Globalisation has mixed tradition with modern development in Cambodia, and it’s not slowing down any time soon. From Christmas to Chinese New Year, and now Valentine’s Day, a cultural whirlpool of West and East is moulding the future of the Kingdom.
In the past few years, LIFT has hit the streets and found that most young Cambodians were buying gifts for their boyfriends and girlfriends.
This year, it seems there’s a new rising trend in Cambodia’s young generation: waiting for Valentine’s Day to confess and consummate their love.
And because of this jump to bed, guest houses across Phnom Penh are cashing in.
“Teens are more likely to check into guest houses located on the city’s outskirts or on small blocks, where not many people can recognise them,” said Ket Thearith, the owner of Victoria Guest House.
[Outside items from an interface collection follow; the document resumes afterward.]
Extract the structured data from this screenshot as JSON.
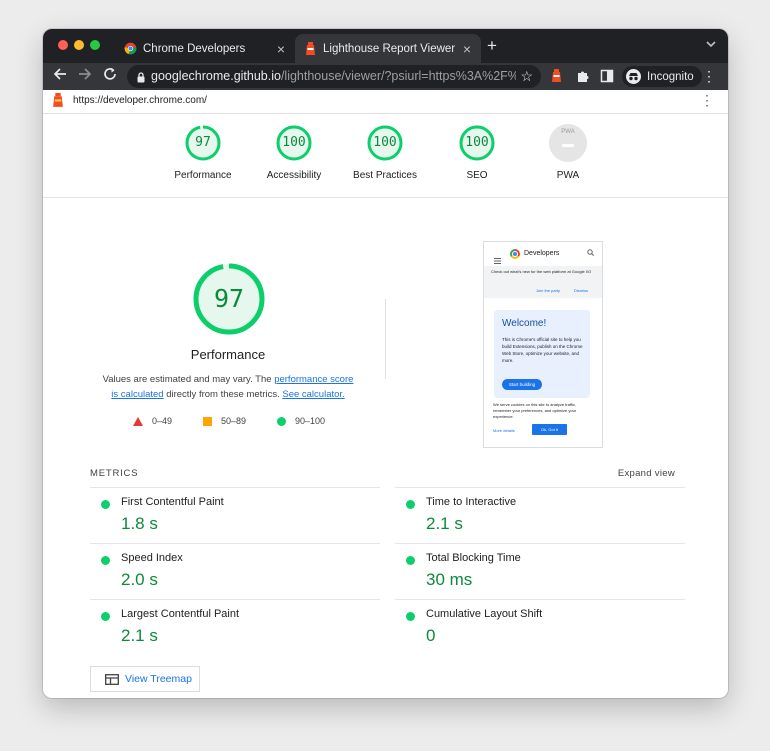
{
  "browser": {
    "tabs": [
      {
        "title": "Chrome Developers",
        "close": "×"
      },
      {
        "title": "Lighthouse Report Viewer",
        "close": "×"
      }
    ],
    "new_tab": "+",
    "url_host": "googlechrome.github.io",
    "url_path": "/lighthouse/viewer/?psiurl=https%3A%2F%2F...",
    "incognito_label": "Incognito"
  },
  "report": {
    "url": "https://developer.chrome.com/",
    "categories": [
      {
        "score": "97",
        "label": "Performance",
        "fraction": 0.97
      },
      {
        "score": "100",
        "label": "Accessibility",
        "fraction": 1.0
      },
      {
        "score": "100",
        "label": "Best Practices",
        "fraction": 1.0
      },
      {
        "score": "100",
        "label": "SEO",
        "fraction": 1.0
      },
      {
        "score": "",
        "label": "PWA",
        "badge": "PWA"
      }
    ],
    "performance": {
      "score": "97",
      "title": "Performance",
      "desc_prefix": "Values are estimated and may vary. The ",
      "desc_link1": "performance score is calculated",
      "desc_mid": " directly from these metrics. ",
      "desc_link2": "See calculator."
    },
    "legend": [
      {
        "range": "0–49",
        "color": "#e53935"
      },
      {
        "range": "50–89",
        "color": "#ffa400"
      },
      {
        "range": "90–100",
        "color": "#0cce6b"
      }
    ],
    "screenshot": {
      "brand": "Developers",
      "banner_text": "Check out what's new for the web platform at Google I/O",
      "banner_join": "Join the party",
      "banner_dismiss": "Dismiss",
      "welcome": "Welcome!",
      "card_text": "This is Chrome's official site to help you build Extensions, publish on the Chrome Web Store, optimize your website, and more.",
      "card_button": "Start building",
      "cookie_text": "We serve cookies on this site to analyze traffic, remember your preferences, and optimize your experience.",
      "more_details": "More details",
      "ok": "Ok, Got it"
    },
    "metrics_header": "METRICS",
    "expand_view": "Expand view",
    "metrics": [
      {
        "name": "First Contentful Paint",
        "value": "1.8 s"
      },
      {
        "name": "Time to Interactive",
        "value": "2.1 s"
      },
      {
        "name": "Speed Index",
        "value": "2.0 s"
      },
      {
        "name": "Total Blocking Time",
        "value": "30 ms"
      },
      {
        "name": "Largest Contentful Paint",
        "value": "2.1 s"
      },
      {
        "name": "Cumulative Layout Shift",
        "value": "0"
      }
    ],
    "treemap_button": "View Treemap"
  }
}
“These are the guest houses that have special discounts [on Valentine’s Day],” Ket Thearith added.
Another guest house owner who wished to remain unnamed said that his guest house is unpopular on Valentine’s Day because of his check-in policy.
“Young people don’t like it here because it’s in the middle of the capital, and our policy is that guests can only have a room if they show their ID card in advance,” he said.
Many guest houses in Phnom Penh plan to discount on Valentine’s Day and also charge by the hour. For example, some will set a specific price-per-hour. One popular rate will be five dollars per three hours.
According to Dy, who would not reveal his full name, having three hours would encourage young Cambodians to use the whole time for sexual activities – whether planned or not.
Dy said he spoke from his own experience on Valentine’s Day.
In response to the popularity of guest house discounts on Valentine’s Day, the Ministry of Interior and Ministry of Tourism set a regulatory law stating that Cambodian citizens under the age of 18 are not allowed to rent any rooms without the permission of an adult.
A police officer, who chose not to reveal his name, said that those caught in violation of this law will be brought back to their parents and educated as to why it is an important law. Their parents would then have to sign a legal contract to prove their child was returned and “educated”.
But will a law regulating guest houses really stop young Cambodians from their first time this Valentine’s Day?
Twenty-seven-year-old Ben Vannaren, an ANZ customer service consultant, said that “I hope that something like a discount at a guest house won’t compromise agreements between young lovers”.
Ben Vannaren added that “girls might regret making a decision too soon”.